For the string "settings", find every matching line in the records and copy it.

━━━ Dataset extract

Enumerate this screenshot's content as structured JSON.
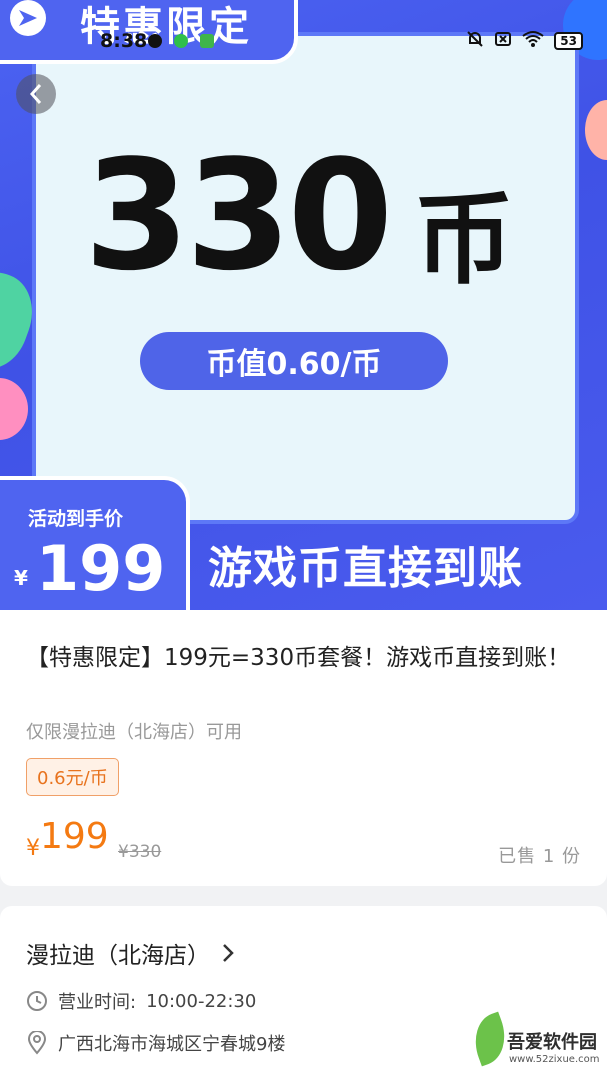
{
  "status_bar": {
    "time": "8:38",
    "battery": "53"
  },
  "banner": {
    "tag_title": "特惠限定",
    "big_number": "330",
    "big_unit": "币",
    "coin_value": "币值0.60/币",
    "price_label": "活动到手价",
    "price_currency": "¥",
    "price_value": "199",
    "slogan": "游戏币直接到账",
    "colors": {
      "primary": "#4f64f0",
      "panel": "#e8f6fb",
      "green_deco": "#4fd3a2",
      "pink_deco": "#ff8fc0"
    }
  },
  "product": {
    "title": "【特惠限定】199元=330币套餐！游戏币直接到账！",
    "availability": "仅限漫拉迪（北海店）可用",
    "rate_badge": "0.6元/币",
    "currency": "¥",
    "price": "199",
    "original_price": "¥330",
    "sold": "已售 1 份",
    "accent_color": "#f47a12"
  },
  "store": {
    "name": "漫拉迪（北海店）",
    "hours_label": "营业时间:",
    "hours_value": "10:00-22:30",
    "address": "广西北海市海城区宁春城9楼"
  },
  "watermark": {
    "text": "吾爱软件园",
    "url": "www.52zixue.com"
  }
}
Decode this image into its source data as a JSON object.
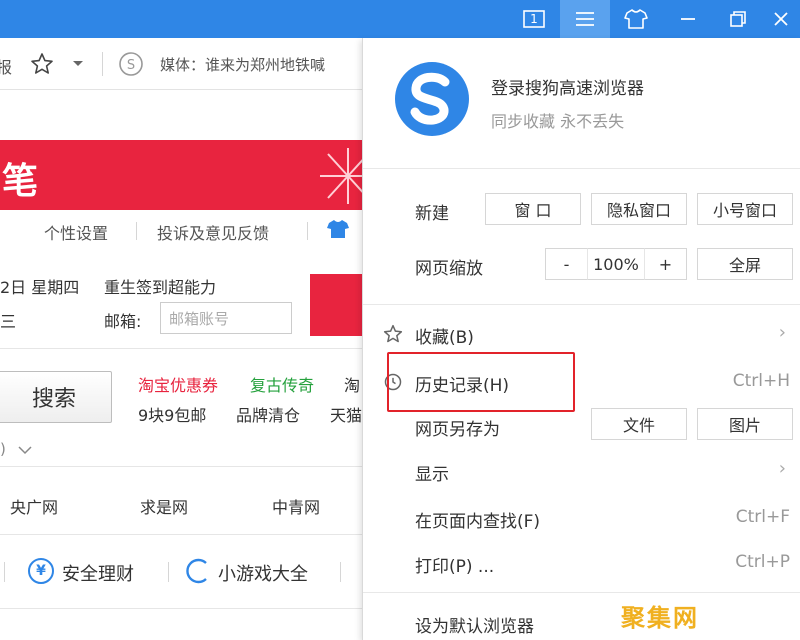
{
  "titlebar": {
    "tab_count": "1",
    "icons": [
      "tab-count-icon",
      "menu-icon",
      "skin-shirt-icon",
      "minimize-icon",
      "restore-icon",
      "close-icon"
    ]
  },
  "page": {
    "addr_text": "媒体：谁来为郑州地铁喊",
    "banner_char": "笔",
    "link_personal": "个性设置",
    "link_feedback": "投诉及意见反馈",
    "date_text": "2日 星期四",
    "promo_text": "重生签到超能力",
    "weekday_tail": "三",
    "email_label": "邮箱:",
    "email_placeholder": "邮箱账号",
    "search_label": "搜索",
    "link_taobao": "淘宝优惠券",
    "link_fugu": "复古传奇",
    "link_tao_tail": "淘",
    "link_9kuai": "9块9包邮",
    "link_brand": "品牌清仓",
    "link_tianmao": "天猫",
    "nav_yangguang": "央广网",
    "nav_qiushi": "求是网",
    "nav_zhongqing": "中青网",
    "bottom_finance": "安全理财",
    "bottom_games": "小游戏大全",
    "finance_icon_glyph": "¥"
  },
  "menu": {
    "login_title": "登录搜狗高速浏览器",
    "login_sub": "同步收藏 永不丢失",
    "new_label": "新建",
    "new_window": "窗 口",
    "new_private": "隐私窗口",
    "new_small": "小号窗口",
    "zoom_label": "网页缩放",
    "zoom_minus": "-",
    "zoom_value": "100%",
    "zoom_plus": "+",
    "fullscreen": "全屏",
    "favorites": "收藏(B)",
    "history": "历史记录(H)",
    "history_shortcut": "Ctrl+H",
    "save_as": "网页另存为",
    "save_file": "文件",
    "save_image": "图片",
    "display": "显示",
    "find": "在页面内查找(F)",
    "find_shortcut": "Ctrl+F",
    "print": "打印(P) ...",
    "print_shortcut": "Ctrl+P",
    "default_browser": "设为默认浏览器"
  },
  "watermark": "聚集网",
  "colors": {
    "titlebar": "#2f86e6",
    "banner": "#e8243f",
    "highlight": "#e2232a"
  }
}
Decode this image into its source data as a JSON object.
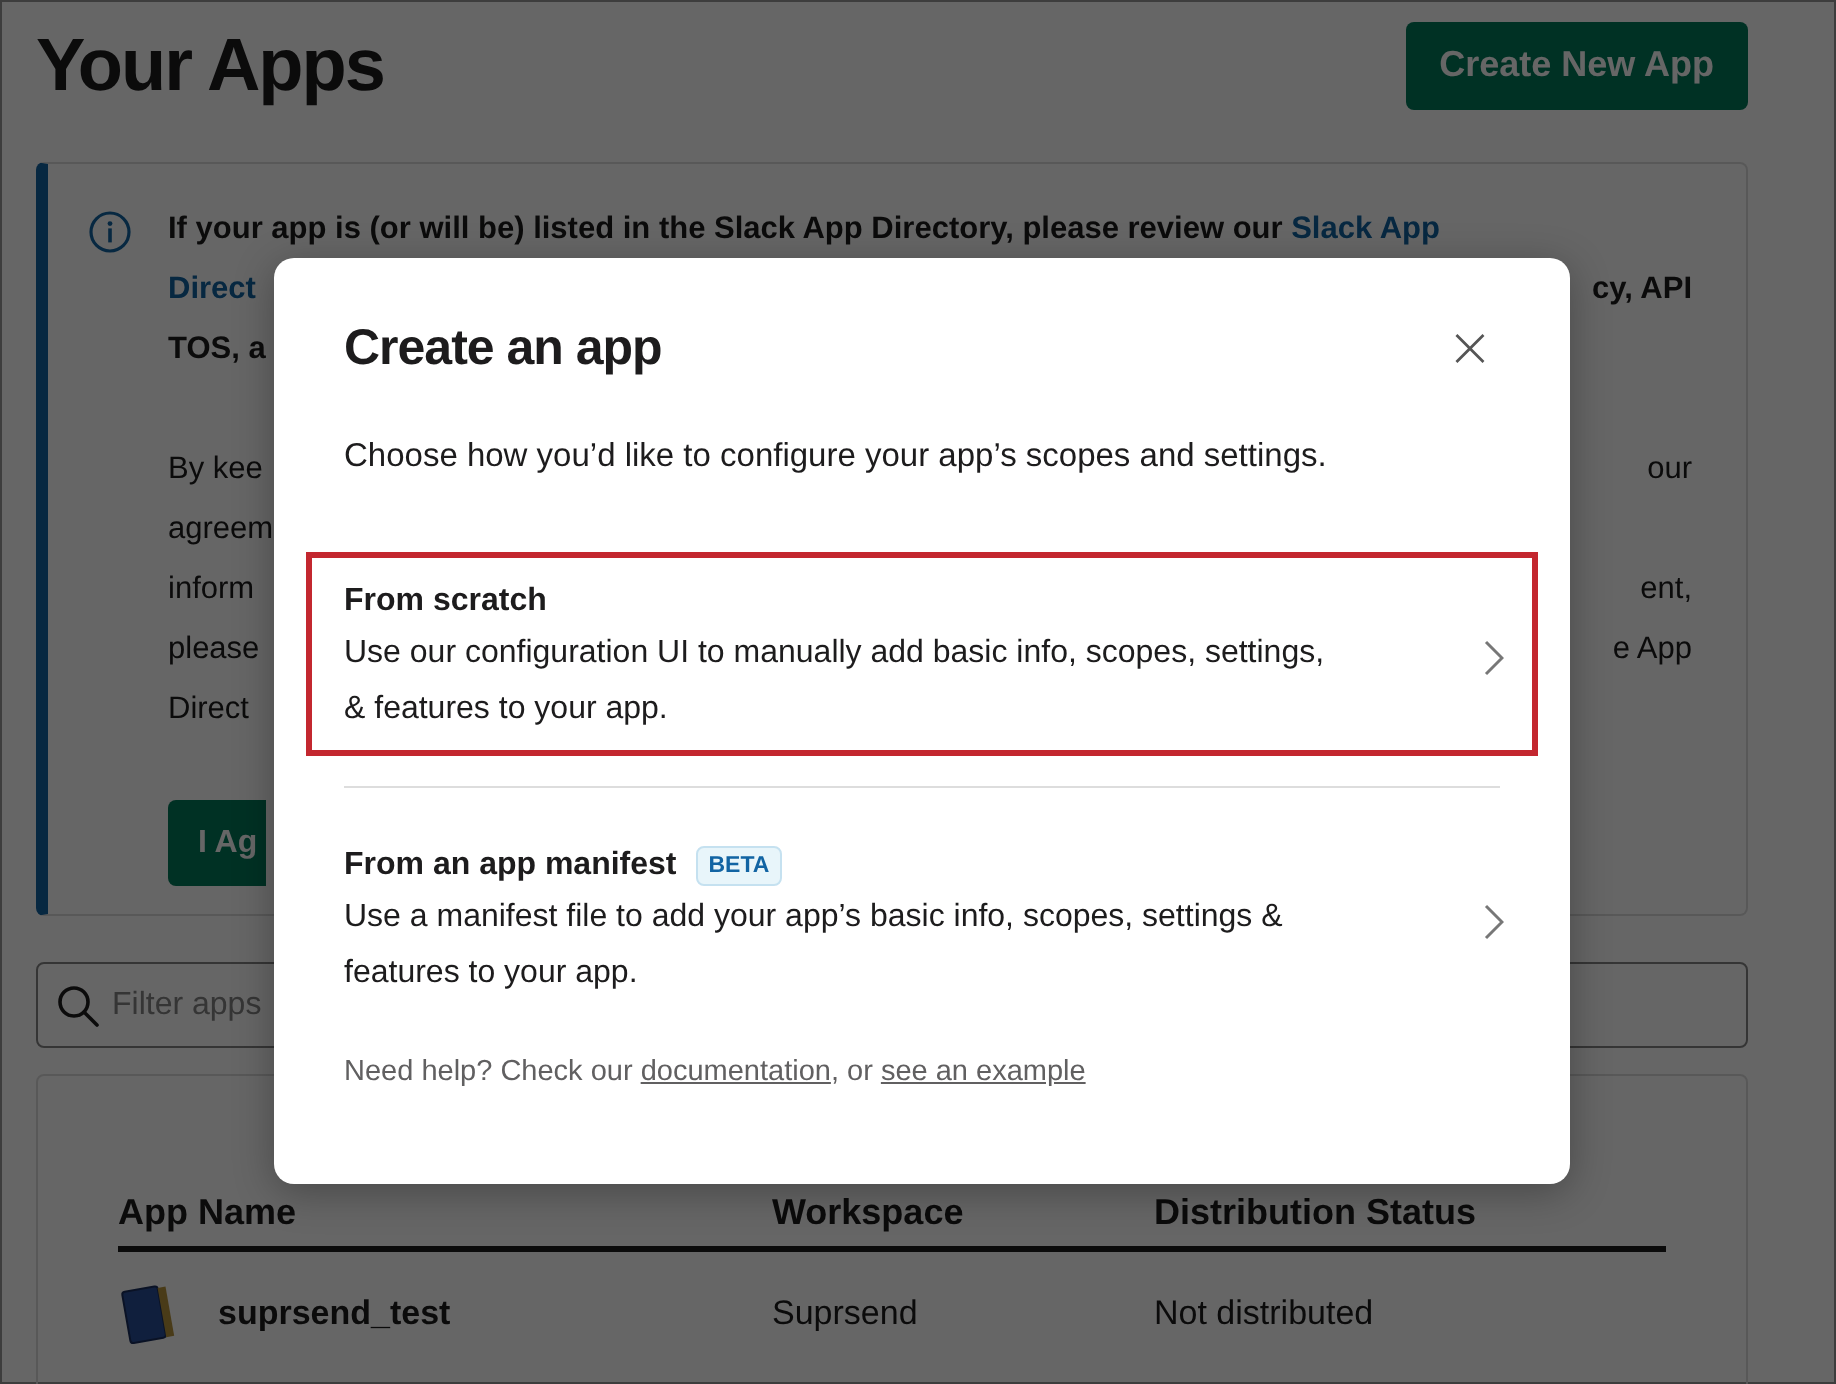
{
  "page": {
    "title": "Your Apps",
    "create_button": "Create New App",
    "banner": {
      "paragraphs": [
        {
          "lines": [
            {
              "left": [
                {
                  "text": "If your app is (or will be) listed in the Slack App Directory, please review our ",
                  "link": false
                },
                {
                  "text": "Slack App",
                  "link": true
                }
              ]
            },
            {
              "left": [
                {
                  "text": "Direct",
                  "link": true
                }
              ],
              "right": "cy, API"
            },
            {
              "left": [
                {
                  "text": "TOS, a",
                  "link": false
                }
              ]
            }
          ]
        },
        {
          "lines": [
            {
              "left": [
                {
                  "text": "By kee",
                  "link": false
                }
              ],
              "right": "our"
            },
            {
              "left": [
                {
                  "text": "agreem",
                  "link": false
                }
              ]
            },
            {
              "left": [
                {
                  "text": "inform",
                  "link": false
                }
              ],
              "right": "ent,"
            },
            {
              "left": [
                {
                  "text": "please",
                  "link": false
                }
              ],
              "right": "e App"
            },
            {
              "left": [
                {
                  "text": "Direct",
                  "link": false
                }
              ]
            }
          ]
        }
      ],
      "agree_button": "I Ag"
    },
    "filter": {
      "placeholder": "Filter apps"
    },
    "table": {
      "columns": [
        "App Name",
        "Workspace",
        "Distribution Status"
      ],
      "rows": [
        {
          "name": "suprsend_test",
          "workspace": "Suprsend",
          "status": "Not distributed"
        }
      ]
    }
  },
  "modal": {
    "title": "Create an app",
    "close": "×",
    "subtitle": "Choose how you’d like to configure your app’s scopes and settings.",
    "options": [
      {
        "title": "From scratch",
        "description": "Use our configuration UI to manually add basic info, scopes, settings, & features to your app.",
        "highlighted": true
      },
      {
        "title": "From an app manifest",
        "badge": "BETA",
        "description": "Use a manifest file to add your app’s basic info, scopes, settings & features to your app.",
        "highlighted": false
      }
    ],
    "help": [
      {
        "text": "Need help? Check our ",
        "link": false
      },
      {
        "text": "documentation",
        "link": true
      },
      {
        "text": ", or ",
        "link": false
      },
      {
        "text": "see an example",
        "link": true
      }
    ]
  }
}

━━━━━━

▶ _Solution for this task_:
    "subtitle": "Choose how you’d like to configure your app’s scopes and settings.",
        "description": "Use our configuration UI to manually add basic info, scopes, settings, & features to your app.",
        "description": "Use a manifest file to add your app’s basic info, scopes, settings & features to your app.",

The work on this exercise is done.